Task brief. Extract the full listing below without altering a single character.

Recorded data.
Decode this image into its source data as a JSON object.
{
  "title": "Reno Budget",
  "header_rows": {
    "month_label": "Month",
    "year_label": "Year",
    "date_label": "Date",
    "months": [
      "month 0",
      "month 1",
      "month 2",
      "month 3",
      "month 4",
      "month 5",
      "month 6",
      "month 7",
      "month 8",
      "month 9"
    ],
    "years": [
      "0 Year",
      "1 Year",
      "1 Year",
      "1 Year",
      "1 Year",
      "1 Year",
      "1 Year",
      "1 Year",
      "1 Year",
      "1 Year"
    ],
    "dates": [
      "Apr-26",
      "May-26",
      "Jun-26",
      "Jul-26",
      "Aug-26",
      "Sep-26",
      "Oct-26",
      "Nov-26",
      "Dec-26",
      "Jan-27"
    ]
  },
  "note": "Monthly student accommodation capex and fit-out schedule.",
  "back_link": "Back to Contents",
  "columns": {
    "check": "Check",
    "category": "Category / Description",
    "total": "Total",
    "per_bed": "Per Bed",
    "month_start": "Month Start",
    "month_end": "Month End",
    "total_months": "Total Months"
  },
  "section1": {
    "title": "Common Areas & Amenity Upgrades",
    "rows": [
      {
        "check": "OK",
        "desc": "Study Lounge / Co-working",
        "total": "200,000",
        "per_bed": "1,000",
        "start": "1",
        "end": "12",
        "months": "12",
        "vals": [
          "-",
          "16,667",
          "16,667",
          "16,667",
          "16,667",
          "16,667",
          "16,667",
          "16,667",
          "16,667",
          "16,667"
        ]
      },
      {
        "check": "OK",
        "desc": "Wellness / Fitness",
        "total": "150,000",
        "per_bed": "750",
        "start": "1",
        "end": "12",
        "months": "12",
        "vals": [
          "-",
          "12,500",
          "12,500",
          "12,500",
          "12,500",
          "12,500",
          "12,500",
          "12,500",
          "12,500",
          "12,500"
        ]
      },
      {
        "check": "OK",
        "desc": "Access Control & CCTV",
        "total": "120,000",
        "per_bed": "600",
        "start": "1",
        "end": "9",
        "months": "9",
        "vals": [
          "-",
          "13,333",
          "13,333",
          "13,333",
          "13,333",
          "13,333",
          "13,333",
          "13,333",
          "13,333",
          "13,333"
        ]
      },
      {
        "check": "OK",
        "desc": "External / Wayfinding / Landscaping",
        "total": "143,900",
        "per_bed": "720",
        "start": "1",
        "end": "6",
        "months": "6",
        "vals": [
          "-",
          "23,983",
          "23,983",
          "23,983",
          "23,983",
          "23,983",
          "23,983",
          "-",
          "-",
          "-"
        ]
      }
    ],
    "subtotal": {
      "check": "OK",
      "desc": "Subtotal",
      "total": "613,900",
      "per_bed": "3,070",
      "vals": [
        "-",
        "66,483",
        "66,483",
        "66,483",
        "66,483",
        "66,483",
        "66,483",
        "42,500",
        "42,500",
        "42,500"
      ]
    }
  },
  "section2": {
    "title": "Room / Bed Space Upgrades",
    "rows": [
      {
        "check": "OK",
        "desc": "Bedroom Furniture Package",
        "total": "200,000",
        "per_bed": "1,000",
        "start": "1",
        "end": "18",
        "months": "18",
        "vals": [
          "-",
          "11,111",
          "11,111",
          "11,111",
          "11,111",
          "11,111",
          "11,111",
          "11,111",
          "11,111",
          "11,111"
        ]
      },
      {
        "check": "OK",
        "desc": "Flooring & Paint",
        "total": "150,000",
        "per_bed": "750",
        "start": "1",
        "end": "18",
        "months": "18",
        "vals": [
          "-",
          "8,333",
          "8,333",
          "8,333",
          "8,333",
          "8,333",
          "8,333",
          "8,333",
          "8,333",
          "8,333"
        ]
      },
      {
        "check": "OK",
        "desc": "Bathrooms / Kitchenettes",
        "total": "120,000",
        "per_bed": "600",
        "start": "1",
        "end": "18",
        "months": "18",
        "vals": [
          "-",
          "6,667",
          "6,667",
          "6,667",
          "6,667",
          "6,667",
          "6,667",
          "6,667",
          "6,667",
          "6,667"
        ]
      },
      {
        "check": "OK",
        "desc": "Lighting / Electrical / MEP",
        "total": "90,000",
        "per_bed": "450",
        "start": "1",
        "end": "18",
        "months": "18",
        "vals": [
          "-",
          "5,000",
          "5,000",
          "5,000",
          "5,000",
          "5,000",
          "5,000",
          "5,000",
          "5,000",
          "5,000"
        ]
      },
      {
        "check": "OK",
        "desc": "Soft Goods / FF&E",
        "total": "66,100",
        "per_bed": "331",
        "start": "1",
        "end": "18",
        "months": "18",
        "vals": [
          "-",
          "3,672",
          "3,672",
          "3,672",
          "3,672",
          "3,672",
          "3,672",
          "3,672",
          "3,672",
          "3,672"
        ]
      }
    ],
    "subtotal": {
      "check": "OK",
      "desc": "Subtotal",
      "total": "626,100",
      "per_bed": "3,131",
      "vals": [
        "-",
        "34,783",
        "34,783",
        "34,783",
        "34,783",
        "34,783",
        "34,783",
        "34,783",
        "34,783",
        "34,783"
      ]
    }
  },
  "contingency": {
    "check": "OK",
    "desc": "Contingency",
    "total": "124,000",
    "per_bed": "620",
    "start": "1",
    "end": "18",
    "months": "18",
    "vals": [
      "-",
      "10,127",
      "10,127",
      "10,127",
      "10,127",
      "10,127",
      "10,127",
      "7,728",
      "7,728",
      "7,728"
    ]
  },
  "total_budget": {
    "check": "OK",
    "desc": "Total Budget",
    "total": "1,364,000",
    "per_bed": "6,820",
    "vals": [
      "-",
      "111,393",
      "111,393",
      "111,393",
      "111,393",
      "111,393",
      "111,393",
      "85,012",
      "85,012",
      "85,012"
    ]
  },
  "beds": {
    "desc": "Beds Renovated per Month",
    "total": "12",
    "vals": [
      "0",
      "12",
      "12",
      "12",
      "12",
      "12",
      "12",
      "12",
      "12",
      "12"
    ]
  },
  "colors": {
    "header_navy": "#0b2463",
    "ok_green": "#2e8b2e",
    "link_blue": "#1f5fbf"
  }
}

Response box.
Decode this image into its source data as a JSON object.
{
  "title": "Reno Budget",
  "header_rows": {
    "month_label": "Month",
    "year_label": "Year",
    "date_label": "Date",
    "months": [
      "month 0",
      "month 1",
      "month 2",
      "month 3",
      "month 4",
      "month 5",
      "month 6",
      "month 7",
      "month 8",
      "month 9"
    ],
    "years": [
      "0 Year",
      "1 Year",
      "1 Year",
      "1 Year",
      "1 Year",
      "1 Year",
      "1 Year",
      "1 Year",
      "1 Year",
      "1 Year"
    ],
    "dates": [
      "Apr-26",
      "May-26",
      "Jun-26",
      "Jul-26",
      "Aug-26",
      "Sep-26",
      "Oct-26",
      "Nov-26",
      "Dec-26",
      "Jan-27"
    ]
  },
  "note": "Monthly student accommodation capex and fit-out schedule.",
  "back_link": "Back to Contents",
  "columns": {
    "check": "Check",
    "category": "Category / Description",
    "total": "Total",
    "per_bed": "Per Bed",
    "month_start": "Month Start",
    "month_end": "Month End",
    "total_months": "Total Months"
  },
  "section1": {
    "title": "Common Areas & Amenity Upgrades",
    "rows": [
      {
        "check": "OK",
        "desc": "Study Lounge / Co-working",
        "total": "200,000",
        "per_bed": "1,000",
        "start": "1",
        "end": "12",
        "months": "12",
        "vals": [
          "-",
          "16,667",
          "16,667",
          "16,667",
          "16,667",
          "16,667",
          "16,667",
          "16,667",
          "16,667",
          "16,667"
        ]
      },
      {
        "check": "OK",
        "desc": "Wellness / Fitness",
        "total": "150,000",
        "per_bed": "750",
        "start": "1",
        "end": "12",
        "months": "12",
        "vals": [
          "-",
          "12,500",
          "12,500",
          "12,500",
          "12,500",
          "12,500",
          "12,500",
          "12,500",
          "12,500",
          "12,500"
        ]
      },
      {
        "check": "OK",
        "desc": "Access Control & CCTV",
        "total": "120,000",
        "per_bed": "600",
        "start": "1",
        "end": "9",
        "months": "9",
        "vals": [
          "-",
          "13,333",
          "13,333",
          "13,333",
          "13,333",
          "13,333",
          "13,333",
          "13,333",
          "13,333",
          "13,333"
        ]
      },
      {
        "check": "OK",
        "desc": "External / Wayfinding / Landscaping",
        "total": "143,900",
        "per_bed": "720",
        "start": "1",
        "end": "6",
        "months": "6",
        "vals": [
          "-",
          "23,983",
          "23,983",
          "23,983",
          "23,983",
          "23,983",
          "23,983",
          "-",
          "-",
          "-"
        ]
      }
    ],
    "subtotal": {
      "check": "OK",
      "desc": "Subtotal",
      "total": "613,900",
      "per_bed": "3,070",
      "vals": [
        "-",
        "66,483",
        "66,483",
        "66,483",
        "66,483",
        "66,483",
        "66,483",
        "42,500",
        "42,500",
        "42,500"
      ]
    }
  },
  "section2": {
    "title": "Room / Bed Space Upgrades",
    "rows": [
      {
        "check": "OK",
        "desc": "Bedroom Furniture Package",
        "total": "200,000",
        "per_bed": "1,000",
        "start": "1",
        "end": "18",
        "months": "18",
        "vals": [
          "-",
          "11,111",
          "11,111",
          "11,111",
          "11,111",
          "11,111",
          "11,111",
          "11,111",
          "11,111",
          "11,111"
        ]
      },
      {
        "check": "OK",
        "desc": "Flooring & Paint",
        "total": "150,000",
        "per_bed": "750",
        "start": "1",
        "end": "18",
        "months": "18",
        "vals": [
          "-",
          "8,333",
          "8,333",
          "8,333",
          "8,333",
          "8,333",
          "8,333",
          "8,333",
          "8,333",
          "8,333"
        ]
      },
      {
        "check": "OK",
        "desc": "Bathrooms / Kitchenettes",
        "total": "120,000",
        "per_bed": "600",
        "start": "1",
        "end": "18",
        "months": "18",
        "vals": [
          "-",
          "6,667",
          "6,667",
          "6,667",
          "6,667",
          "6,667",
          "6,667",
          "6,667",
          "6,667",
          "6,667"
        ]
      },
      {
        "check": "OK",
        "desc": "Lighting / Electrical / MEP",
        "total": "90,000",
        "per_bed": "450",
        "start": "1",
        "end": "18",
        "months": "18",
        "vals": [
          "-",
          "5,000",
          "5,000",
          "5,000",
          "5,000",
          "5,000",
          "5,000",
          "5,000",
          "5,000",
          "5,000"
        ]
      },
      {
        "check": "OK",
        "desc": "Soft Goods / FF&E",
        "total": "66,100",
        "per_bed": "331",
        "start": "1",
        "end": "18",
        "months": "18",
        "vals": [
          "-",
          "3,672",
          "3,672",
          "3,672",
          "3,672",
          "3,672",
          "3,672",
          "3,672",
          "3,672",
          "3,672"
        ]
      }
    ],
    "subtotal": {
      "check": "OK",
      "desc": "Subtotal",
      "total": "626,100",
      "per_bed": "3,131",
      "vals": [
        "-",
        "34,783",
        "34,783",
        "34,783",
        "34,783",
        "34,783",
        "34,783",
        "34,783",
        "34,783",
        "34,783"
      ]
    }
  },
  "contingency": {
    "check": "OK",
    "desc": "Contingency",
    "total": "124,000",
    "per_bed": "620",
    "start": "1",
    "end": "18",
    "months": "18",
    "vals": [
      "-",
      "10,127",
      "10,127",
      "10,127",
      "10,127",
      "10,127",
      "10,127",
      "7,728",
      "7,728",
      "7,728"
    ]
  },
  "total_budget": {
    "check": "OK",
    "desc": "Total Budget",
    "total": "1,364,000",
    "per_bed": "6,820",
    "vals": [
      "-",
      "111,393",
      "111,393",
      "111,393",
      "111,393",
      "111,393",
      "111,393",
      "85,012",
      "85,012",
      "85,012"
    ]
  },
  "beds": {
    "desc": "Beds Renovated per Month",
    "total": "12",
    "vals": [
      "0",
      "12",
      "12",
      "12",
      "12",
      "12",
      "12",
      "12",
      "12",
      "12"
    ]
  },
  "colors": {
    "header_navy": "#0b2463",
    "ok_green": "#2e8b2e",
    "link_blue": "#1f5fbf"
  }
}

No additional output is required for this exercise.